To date this year, Ventura Wild has awarded $4,366 to 17 Ojai Valley families who could not have otherwise sent their children to these highly-regarded, wide-ranging environmental education programs. The $10,000 OWF grant balance will be awarded throughout the upcoming summer and fall sessions. Our grant funds participants from 2 to 10 years old, and every attempt is made to balance the groups by gender. Programs take place in many different habitats. In one program, the group follows a watershed from its source to the ocean, studying linkages and changing habitats. A greenhouse on the 2-acre Hayden Preserve allows kids to learn about and plant native species crucial to habitat preservation. Their pollinator garden is thriving, as are the plants they have transported to other local habitats. One 3-year-old participant planted a California black walnut tree he named ”Walnutty.” Two years later, he is still involved in Ventura Wild programs. He returns to water and visit the tree, which has grown to his height!

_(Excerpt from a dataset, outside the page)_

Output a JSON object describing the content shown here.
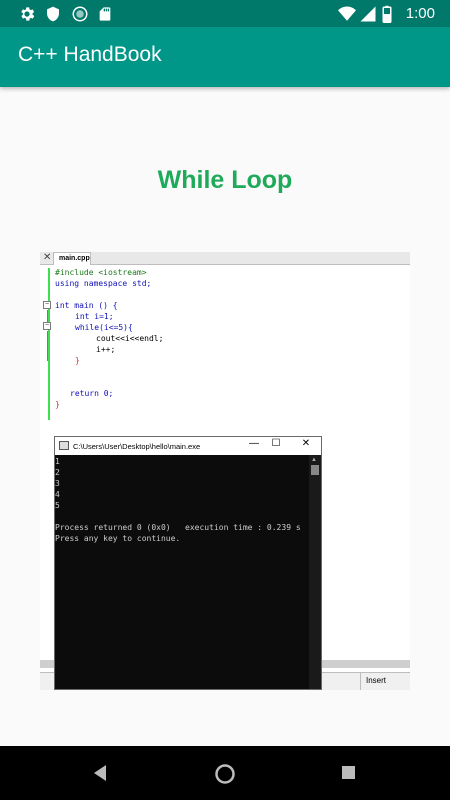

The range of Ventura Wild activities is wild. There are birds, bugs, and so many other creatures to observe and study. Participants often see Red-tailed Hawks, Red-shouldered Hawks, White-throated Swifts, Monarch butterflies, Greater Roadrunners, and Coyotes, to name a few. California Condors even make an appearance from time to time! The kids learn how to tie-dye with plants, make fires for roasting apples and whittle wood, make yucca rope, and so much more.

Trudy Trudeau, Ventura Wild’s energetic leader, is an Ojai native. Trudy says her passion for the environment was seeded in childhood when she explored the Ojai Valley’s open spaces and surrounding wilderness areas. “As a kid, I celebrated the infrequent rains by swimming in the mud and getting hosed off by my parents,” she laughs. “Interaction with the natural world around me was a huge part of my upbringing.”  Trudy went on to work for a decade in wildlife conservation and rehabilitation before pivoting to outdoor education. As with those who lead other OWF grantee organizations, Trudy and her staff are enthusiastic about the mission and often collaborate with local nonprofits. Says one mother of a Ventura Wild program participant, “Ventura Wild’s mentors offer a safe space for my child to engage with nature in our community. Everyone is so knowledgeable and has a zeal for showing our kids how to be good stewards of our environment.”

On May 19th, at Camp Comfort Park, Ventura Wild will celebrate its 15th Anniversary of fostering the next generation of environmental stewards. Visit their website for details on how to register. (It’s free!)